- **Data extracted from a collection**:

****************

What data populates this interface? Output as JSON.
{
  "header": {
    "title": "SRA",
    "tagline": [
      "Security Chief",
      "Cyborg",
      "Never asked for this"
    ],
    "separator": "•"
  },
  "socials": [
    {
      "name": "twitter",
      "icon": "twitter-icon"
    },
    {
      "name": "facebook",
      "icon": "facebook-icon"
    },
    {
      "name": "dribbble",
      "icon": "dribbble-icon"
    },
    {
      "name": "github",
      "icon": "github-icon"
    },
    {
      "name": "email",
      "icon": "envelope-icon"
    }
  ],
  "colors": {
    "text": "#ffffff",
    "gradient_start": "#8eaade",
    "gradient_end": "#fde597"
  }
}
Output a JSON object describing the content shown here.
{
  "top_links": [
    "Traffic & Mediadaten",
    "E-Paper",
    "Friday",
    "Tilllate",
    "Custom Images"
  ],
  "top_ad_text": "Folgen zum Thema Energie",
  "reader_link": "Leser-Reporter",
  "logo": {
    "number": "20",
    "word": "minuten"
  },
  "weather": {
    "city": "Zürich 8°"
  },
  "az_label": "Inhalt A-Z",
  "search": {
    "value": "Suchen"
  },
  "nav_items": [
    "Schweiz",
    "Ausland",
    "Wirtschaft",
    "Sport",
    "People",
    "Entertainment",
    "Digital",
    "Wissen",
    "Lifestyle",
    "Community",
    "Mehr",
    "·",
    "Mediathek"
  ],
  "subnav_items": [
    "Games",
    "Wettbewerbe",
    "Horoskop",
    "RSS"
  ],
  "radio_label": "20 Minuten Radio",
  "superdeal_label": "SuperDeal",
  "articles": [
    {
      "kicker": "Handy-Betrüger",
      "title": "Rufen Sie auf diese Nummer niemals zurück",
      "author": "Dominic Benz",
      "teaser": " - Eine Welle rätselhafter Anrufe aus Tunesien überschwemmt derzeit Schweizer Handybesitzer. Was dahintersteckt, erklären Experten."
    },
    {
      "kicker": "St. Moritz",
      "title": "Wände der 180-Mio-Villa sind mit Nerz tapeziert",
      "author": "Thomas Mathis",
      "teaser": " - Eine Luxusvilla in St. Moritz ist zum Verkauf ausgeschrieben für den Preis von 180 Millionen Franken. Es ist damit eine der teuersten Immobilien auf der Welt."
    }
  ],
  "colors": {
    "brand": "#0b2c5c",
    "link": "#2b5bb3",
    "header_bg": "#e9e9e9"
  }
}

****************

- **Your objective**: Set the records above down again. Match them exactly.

- **Your solution**:
What data populates this interface? Output as JSON.
{
  "header": {
    "title": "SRA",
    "tagline": [
      "Security Chief",
      "Cyborg",
      "Never asked for this"
    ],
    "separator": "•"
  },
  "socials": [
    {
      "name": "twitter",
      "icon": "twitter-icon"
    },
    {
      "name": "facebook",
      "icon": "facebook-icon"
    },
    {
      "name": "dribbble",
      "icon": "dribbble-icon"
    },
    {
      "name": "github",
      "icon": "github-icon"
    },
    {
      "name": "email",
      "icon": "envelope-icon"
    }
  ],
  "colors": {
    "text": "#ffffff",
    "gradient_start": "#8eaade",
    "gradient_end": "#fde597"
  }
}
Output a JSON object describing the content shown here.
{
  "top_links": [
    "Traffic & Mediadaten",
    "E-Paper",
    "Friday",
    "Tilllate",
    "Custom Images"
  ],
  "top_ad_text": "Folgen zum Thema Energie",
  "reader_link": "Leser-Reporter",
  "logo": {
    "number": "20",
    "word": "minuten"
  },
  "weather": {
    "city": "Zürich 8°"
  },
  "az_label": "Inhalt A-Z",
  "search": {
    "value": "Suchen"
  },
  "nav_items": [
    "Schweiz",
    "Ausland",
    "Wirtschaft",
    "Sport",
    "People",
    "Entertainment",
    "Digital",
    "Wissen",
    "Lifestyle",
    "Community",
    "Mehr",
    "·",
    "Mediathek"
  ],
  "subnav_items": [
    "Games",
    "Wettbewerbe",
    "Horoskop",
    "RSS"
  ],
  "radio_label": "20 Minuten Radio",
  "superdeal_label": "SuperDeal",
  "articles": [
    {
      "kicker": "Handy-Betrüger",
      "title": "Rufen Sie auf diese Nummer niemals zurück",
      "author": "Dominic Benz",
      "teaser": " - Eine Welle rätselhafter Anrufe aus Tunesien überschwemmt derzeit Schweizer Handybesitzer. Was dahintersteckt, erklären Experten."
    },
    {
      "kicker": "St. Moritz",
      "title": "Wände der 180-Mio-Villa sind mit Nerz tapeziert",
      "author": "Thomas Mathis",
      "teaser": " - Eine Luxusvilla in St. Moritz ist zum Verkauf ausgeschrieben für den Preis von 180 Millionen Franken. Es ist damit eine der teuersten Immobilien auf der Welt."
    }
  ],
  "colors": {
    "brand": "#0b2c5c",
    "link": "#2b5bb3",
    "header_bg": "#e9e9e9"
  }
}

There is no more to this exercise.